I am based in the county of Herefordshire in the west of England, close to the border with Wales. It is a region of rolling farmland, wooded hills and (close to the border) dramatic upland moor. I am very fond of this landscape and it features a lot in my photography. My initial interest photographically was in taking what I guess you could call a traditional approach, working slowly with a tripod, using filters and trying to be out in dramatic light and the start and end of the day. I soon realised thought that this wasn’t really for me and latterly I have pursued a more contemporary, documentary approach to my work (always handheld these days!) – whether shooting in an urban or rural environment.
How did you get started in photography?
My interest led me to enroll in a beginners black and white darkroom evening class back in 2003. I knew next to nothing about photographic technique and so it was a pretty steep learning curve. Very quickly, however, I knew that I was hooked and photography has been a huge part of my life ever since.
What do you like about your photography?
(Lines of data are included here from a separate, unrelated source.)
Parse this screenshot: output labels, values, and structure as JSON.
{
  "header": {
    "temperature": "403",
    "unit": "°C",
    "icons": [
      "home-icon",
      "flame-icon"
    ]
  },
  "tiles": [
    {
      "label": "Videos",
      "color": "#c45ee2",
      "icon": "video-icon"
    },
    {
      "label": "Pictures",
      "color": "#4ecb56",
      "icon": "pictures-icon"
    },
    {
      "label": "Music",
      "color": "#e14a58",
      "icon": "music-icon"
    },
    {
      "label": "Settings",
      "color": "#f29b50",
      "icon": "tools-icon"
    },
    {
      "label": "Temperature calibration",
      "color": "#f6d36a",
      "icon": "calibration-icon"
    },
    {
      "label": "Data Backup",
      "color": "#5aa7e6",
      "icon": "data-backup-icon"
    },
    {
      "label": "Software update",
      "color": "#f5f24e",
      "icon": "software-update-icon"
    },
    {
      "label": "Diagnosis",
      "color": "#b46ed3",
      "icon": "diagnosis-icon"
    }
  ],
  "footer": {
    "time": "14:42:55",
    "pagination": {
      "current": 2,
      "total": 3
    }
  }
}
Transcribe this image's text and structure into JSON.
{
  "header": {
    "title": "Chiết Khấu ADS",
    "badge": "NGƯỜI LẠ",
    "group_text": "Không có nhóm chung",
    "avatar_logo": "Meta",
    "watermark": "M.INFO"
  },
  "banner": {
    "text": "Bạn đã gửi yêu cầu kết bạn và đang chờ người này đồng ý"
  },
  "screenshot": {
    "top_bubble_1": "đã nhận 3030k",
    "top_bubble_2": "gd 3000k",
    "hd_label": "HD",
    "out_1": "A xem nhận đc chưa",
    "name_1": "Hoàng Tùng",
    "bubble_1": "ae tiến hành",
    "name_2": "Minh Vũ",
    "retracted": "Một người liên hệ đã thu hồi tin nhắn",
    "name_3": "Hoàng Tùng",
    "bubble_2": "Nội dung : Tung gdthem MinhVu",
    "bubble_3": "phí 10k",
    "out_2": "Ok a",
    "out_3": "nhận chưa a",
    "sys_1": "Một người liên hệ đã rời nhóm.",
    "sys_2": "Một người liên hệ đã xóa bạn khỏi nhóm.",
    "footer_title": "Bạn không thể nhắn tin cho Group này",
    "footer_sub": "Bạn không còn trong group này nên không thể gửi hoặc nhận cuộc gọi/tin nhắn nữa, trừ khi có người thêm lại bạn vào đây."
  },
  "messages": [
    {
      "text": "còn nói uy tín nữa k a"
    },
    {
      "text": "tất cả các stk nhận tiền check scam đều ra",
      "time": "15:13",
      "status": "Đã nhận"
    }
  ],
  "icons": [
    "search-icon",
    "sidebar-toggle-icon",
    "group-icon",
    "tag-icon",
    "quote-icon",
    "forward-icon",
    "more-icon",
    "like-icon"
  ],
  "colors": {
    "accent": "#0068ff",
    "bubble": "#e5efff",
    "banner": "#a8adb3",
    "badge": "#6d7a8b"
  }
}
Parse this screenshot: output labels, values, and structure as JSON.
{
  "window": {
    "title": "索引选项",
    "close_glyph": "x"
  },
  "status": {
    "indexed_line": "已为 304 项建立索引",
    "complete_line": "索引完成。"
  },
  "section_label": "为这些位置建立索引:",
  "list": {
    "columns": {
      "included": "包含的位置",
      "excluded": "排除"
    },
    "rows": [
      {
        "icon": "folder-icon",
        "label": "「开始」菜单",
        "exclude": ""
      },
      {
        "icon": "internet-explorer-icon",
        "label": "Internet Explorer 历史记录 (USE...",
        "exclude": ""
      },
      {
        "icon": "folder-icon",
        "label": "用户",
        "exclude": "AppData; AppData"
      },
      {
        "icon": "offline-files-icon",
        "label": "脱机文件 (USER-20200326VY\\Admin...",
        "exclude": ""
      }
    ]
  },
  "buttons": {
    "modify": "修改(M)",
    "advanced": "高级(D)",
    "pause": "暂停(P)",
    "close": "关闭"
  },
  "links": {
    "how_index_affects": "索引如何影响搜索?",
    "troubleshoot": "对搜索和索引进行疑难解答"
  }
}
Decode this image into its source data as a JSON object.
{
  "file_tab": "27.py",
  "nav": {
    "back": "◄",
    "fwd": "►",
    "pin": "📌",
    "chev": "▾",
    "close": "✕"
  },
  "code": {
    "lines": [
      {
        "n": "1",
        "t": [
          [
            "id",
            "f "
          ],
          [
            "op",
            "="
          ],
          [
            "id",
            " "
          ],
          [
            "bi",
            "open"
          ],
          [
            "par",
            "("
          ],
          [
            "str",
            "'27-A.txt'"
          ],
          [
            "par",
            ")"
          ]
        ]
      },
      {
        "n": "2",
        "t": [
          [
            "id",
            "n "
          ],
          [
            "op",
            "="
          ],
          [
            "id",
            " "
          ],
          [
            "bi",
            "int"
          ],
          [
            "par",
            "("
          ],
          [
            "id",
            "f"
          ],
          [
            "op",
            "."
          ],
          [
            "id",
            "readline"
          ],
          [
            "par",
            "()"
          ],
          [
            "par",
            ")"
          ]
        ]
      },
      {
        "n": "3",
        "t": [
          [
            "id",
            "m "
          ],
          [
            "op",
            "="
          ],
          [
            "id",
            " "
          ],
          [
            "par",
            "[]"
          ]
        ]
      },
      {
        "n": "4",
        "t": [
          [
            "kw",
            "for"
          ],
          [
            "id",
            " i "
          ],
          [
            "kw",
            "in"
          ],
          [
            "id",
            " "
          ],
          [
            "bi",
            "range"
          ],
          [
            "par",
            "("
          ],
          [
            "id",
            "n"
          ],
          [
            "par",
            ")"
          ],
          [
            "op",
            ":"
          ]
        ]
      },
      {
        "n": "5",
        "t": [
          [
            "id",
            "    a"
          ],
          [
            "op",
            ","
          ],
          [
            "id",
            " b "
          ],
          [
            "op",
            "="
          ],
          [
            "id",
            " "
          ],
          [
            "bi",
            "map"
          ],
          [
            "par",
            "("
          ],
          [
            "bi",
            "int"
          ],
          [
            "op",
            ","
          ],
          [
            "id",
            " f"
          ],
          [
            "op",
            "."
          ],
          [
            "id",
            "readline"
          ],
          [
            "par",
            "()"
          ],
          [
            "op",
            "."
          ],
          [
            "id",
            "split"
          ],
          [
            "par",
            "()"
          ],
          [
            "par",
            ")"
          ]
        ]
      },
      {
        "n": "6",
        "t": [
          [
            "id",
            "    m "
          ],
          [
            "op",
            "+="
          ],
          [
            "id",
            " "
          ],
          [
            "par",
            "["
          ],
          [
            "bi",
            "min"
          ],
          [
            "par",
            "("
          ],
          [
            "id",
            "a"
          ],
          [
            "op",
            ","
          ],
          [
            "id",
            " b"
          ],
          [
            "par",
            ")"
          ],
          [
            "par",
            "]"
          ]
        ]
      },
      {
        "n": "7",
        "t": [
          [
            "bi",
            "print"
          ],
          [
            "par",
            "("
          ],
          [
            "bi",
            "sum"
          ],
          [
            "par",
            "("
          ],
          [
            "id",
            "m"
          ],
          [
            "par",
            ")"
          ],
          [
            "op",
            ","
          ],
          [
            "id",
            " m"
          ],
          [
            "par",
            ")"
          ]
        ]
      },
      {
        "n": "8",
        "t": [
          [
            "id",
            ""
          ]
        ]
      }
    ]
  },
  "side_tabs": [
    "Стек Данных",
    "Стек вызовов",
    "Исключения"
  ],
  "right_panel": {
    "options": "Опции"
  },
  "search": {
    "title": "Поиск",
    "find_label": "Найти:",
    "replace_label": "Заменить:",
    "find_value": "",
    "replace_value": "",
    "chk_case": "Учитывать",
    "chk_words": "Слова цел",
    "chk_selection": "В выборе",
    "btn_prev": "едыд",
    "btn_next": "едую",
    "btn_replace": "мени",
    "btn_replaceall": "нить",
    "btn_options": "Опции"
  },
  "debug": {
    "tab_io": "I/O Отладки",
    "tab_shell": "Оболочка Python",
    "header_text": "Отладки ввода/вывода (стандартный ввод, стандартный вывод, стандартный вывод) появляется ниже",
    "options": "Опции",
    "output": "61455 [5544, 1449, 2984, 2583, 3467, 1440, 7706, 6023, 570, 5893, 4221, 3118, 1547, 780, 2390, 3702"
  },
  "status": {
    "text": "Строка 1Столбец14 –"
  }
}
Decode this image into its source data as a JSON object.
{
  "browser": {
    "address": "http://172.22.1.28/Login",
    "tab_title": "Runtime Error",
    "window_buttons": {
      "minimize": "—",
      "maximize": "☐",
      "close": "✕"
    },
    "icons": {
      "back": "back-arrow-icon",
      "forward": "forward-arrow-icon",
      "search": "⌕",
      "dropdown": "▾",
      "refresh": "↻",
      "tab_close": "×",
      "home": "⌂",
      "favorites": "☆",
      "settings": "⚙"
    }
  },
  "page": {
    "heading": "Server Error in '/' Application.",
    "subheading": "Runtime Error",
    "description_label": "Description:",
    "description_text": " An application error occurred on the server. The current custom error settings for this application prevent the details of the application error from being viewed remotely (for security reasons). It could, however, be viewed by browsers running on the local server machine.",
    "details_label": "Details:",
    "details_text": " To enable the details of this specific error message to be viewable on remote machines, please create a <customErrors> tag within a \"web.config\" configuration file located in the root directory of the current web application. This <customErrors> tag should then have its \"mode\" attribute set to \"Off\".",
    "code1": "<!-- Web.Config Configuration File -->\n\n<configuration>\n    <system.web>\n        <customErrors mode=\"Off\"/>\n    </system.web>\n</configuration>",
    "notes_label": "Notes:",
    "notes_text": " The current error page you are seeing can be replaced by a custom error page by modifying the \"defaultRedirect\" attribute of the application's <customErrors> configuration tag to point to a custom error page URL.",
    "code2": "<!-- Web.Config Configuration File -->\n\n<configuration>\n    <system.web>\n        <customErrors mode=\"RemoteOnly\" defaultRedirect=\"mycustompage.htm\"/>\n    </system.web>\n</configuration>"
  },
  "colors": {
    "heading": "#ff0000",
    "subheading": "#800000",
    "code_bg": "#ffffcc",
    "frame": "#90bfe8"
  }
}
It has taken many years of experimentation and many failed images and projects for me to feel comfortable with my own work, but I’m happy to say I now do. I think it is really important to develop an approach and style that works for you, produce images that make you happy and not worry if others like them too. That said, I do really enjoy sharing my work and hope that some of my images create a positive reaction. If pushed, I guess I would say I like the freedom in my approach to image-making – I work quite spontaneously with little planning. I’m also very partial to photograph patterns, shadows and shapes I find interesting. Lastly, it really appeals to me to have such a personal means by which to share how I see the world around me.
I like that your work explores different locations. Where do you get inspiration for your style/ideas?
My local landscape is definitely a source of inspiration. I believe the best approach is to photography what’s around you, what you know or where you happen to be, and try to find ways to make interesting pictures. This is in contrast to the trend to travel to well-known and much-photographed beauty spots. I’m not criticising that approach, I’ve simply come to realise it’s not for me and doesn’t produce results I feel happy with.
You’re “Yashica Steve” on Instagram – using film to express your vision. What kinds of themes do you explore with your work? How does film help you accomplish that?
I set up my Instagram account as @yashicasteve to share new film work when I started working with film again last year. I have really loved photographing this way over the last few months, using a Yashica T4 35mm compact camera loaded with AgfaVista 200. I’m don’t support the notion that film is better than digital (or vice versa), it’s just that I find the feel of the pictures, the atmosphere, really pleasing and it seems to suit my preferred subject matter. I am increasingly enjoying walking around urban environments with no planned route or expectations and simply photographing things I encounter that interest me. I also love the deferred gratification of seeing the images after getting the film developed – digital has made everything so instantaneous this is a real pleasure!
Any upcoming projects or shoots you’re working on?
My focus over recent months has been on a project called Borderland: where England meets Wales, documenting the often forgotten rural hinterland I call home on the border between the two countries. The landscape there is changing in many ways as (very slowly!) this rural landscape modernises and traditional ways of life decline. I think it makes for a fascinating and timely subject and I’m hoping others agree! I have managed all aspects of putting the book together and promoting it myself and am delighted to have sold most of the limited edition of 100 copies. There are some still available, however, and the whole series can be viewed and orders placed on my website.